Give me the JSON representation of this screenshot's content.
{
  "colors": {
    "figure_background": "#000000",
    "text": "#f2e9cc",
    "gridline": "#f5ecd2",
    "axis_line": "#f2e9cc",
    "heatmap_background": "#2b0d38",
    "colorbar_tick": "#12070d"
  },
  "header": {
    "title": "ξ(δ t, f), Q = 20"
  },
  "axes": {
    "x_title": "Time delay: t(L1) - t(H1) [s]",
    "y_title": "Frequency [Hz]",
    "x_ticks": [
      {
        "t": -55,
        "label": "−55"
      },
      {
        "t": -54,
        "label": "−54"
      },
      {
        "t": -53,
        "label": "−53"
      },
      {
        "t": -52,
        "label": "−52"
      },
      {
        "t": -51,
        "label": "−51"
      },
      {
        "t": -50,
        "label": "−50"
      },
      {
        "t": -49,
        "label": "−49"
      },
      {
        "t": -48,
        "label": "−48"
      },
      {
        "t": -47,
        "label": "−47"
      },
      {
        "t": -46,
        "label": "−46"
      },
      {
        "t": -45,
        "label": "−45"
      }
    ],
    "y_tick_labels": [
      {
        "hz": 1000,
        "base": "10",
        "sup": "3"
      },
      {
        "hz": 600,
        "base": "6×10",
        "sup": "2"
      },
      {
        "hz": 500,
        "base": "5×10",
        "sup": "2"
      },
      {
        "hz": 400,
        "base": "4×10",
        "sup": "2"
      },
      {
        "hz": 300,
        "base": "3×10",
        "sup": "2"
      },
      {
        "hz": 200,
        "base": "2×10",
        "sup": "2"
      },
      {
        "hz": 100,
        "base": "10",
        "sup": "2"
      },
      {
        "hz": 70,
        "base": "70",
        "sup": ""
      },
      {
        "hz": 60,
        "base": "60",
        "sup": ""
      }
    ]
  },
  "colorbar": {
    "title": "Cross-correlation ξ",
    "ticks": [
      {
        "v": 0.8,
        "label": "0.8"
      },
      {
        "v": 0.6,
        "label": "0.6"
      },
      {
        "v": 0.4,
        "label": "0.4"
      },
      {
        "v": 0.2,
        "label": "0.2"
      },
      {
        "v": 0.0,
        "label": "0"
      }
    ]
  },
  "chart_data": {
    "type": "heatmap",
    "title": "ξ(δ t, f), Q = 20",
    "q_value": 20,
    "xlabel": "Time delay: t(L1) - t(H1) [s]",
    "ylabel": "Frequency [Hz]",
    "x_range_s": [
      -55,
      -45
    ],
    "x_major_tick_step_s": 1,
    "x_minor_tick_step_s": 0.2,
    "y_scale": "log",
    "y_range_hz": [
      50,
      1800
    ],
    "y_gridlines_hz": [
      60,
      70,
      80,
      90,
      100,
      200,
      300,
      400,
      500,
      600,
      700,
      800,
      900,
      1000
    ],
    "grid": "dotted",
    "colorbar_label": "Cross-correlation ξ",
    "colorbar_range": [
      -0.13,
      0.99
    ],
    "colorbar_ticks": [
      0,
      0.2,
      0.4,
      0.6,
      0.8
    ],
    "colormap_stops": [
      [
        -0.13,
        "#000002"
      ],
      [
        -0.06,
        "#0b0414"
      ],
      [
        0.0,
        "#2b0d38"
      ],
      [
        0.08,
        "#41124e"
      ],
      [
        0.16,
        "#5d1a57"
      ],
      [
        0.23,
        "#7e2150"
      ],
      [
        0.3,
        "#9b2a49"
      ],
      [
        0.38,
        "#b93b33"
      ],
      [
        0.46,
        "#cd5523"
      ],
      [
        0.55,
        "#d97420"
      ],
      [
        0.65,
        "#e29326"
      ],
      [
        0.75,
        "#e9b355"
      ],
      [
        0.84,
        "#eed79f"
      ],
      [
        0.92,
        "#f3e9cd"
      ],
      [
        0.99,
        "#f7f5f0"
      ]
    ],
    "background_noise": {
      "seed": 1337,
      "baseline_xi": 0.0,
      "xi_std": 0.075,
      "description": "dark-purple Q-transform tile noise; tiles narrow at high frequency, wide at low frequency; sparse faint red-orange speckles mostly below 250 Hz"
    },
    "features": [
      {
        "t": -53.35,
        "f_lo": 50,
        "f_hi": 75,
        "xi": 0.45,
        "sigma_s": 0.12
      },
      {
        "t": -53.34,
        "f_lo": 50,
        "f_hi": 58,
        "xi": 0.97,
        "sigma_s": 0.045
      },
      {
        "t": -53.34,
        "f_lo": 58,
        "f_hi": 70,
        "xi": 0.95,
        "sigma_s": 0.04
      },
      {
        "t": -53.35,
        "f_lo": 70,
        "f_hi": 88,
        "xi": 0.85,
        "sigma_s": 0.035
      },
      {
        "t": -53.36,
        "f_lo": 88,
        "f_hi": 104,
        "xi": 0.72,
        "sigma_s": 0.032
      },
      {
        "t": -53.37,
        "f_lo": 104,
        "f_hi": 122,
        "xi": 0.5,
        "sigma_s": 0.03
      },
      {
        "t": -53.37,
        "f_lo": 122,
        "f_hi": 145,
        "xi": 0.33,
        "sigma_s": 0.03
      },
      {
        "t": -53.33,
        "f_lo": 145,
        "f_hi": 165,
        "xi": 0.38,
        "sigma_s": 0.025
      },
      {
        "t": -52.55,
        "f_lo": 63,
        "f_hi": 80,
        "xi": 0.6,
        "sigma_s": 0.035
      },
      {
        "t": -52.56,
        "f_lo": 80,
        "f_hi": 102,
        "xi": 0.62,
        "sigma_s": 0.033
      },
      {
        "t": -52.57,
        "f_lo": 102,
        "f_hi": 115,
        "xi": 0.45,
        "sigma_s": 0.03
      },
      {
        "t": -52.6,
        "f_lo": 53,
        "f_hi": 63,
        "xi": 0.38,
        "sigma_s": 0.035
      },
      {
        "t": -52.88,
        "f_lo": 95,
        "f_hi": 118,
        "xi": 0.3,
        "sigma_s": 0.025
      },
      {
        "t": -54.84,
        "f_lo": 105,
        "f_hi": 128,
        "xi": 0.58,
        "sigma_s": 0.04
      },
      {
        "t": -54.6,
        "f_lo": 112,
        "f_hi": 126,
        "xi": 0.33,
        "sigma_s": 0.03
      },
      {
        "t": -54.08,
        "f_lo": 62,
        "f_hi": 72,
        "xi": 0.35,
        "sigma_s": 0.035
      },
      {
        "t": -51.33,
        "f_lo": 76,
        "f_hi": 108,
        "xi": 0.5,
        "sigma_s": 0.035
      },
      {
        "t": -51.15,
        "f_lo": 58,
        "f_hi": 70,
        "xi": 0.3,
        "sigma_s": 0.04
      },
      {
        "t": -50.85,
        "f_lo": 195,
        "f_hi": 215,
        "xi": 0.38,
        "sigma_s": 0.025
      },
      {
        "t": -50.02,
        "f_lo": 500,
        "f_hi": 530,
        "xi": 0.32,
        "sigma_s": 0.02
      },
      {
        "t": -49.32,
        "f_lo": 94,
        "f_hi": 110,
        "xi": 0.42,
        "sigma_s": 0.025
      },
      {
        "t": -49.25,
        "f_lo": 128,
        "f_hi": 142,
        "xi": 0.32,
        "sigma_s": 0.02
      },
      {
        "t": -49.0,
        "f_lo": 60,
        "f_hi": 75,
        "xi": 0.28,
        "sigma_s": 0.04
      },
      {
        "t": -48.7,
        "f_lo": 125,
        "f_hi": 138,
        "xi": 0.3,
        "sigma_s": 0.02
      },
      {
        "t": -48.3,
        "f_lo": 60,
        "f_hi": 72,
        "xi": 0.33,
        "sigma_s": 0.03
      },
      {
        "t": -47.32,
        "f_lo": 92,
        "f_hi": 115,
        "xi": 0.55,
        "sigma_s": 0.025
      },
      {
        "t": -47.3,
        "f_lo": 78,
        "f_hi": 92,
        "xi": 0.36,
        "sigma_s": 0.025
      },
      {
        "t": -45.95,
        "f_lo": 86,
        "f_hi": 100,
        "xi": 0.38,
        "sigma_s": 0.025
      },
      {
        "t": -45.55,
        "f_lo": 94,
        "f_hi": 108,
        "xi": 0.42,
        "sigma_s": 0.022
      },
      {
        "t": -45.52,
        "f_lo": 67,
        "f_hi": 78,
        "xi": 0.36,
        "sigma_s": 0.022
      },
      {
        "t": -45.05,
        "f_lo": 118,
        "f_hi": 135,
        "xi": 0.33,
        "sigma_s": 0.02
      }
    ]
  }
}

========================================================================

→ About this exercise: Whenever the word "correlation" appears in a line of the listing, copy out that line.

→ Exercise output:
    "title": "Cross-correlation ξ",
    "colorbar_label": "Cross-correlation ξ",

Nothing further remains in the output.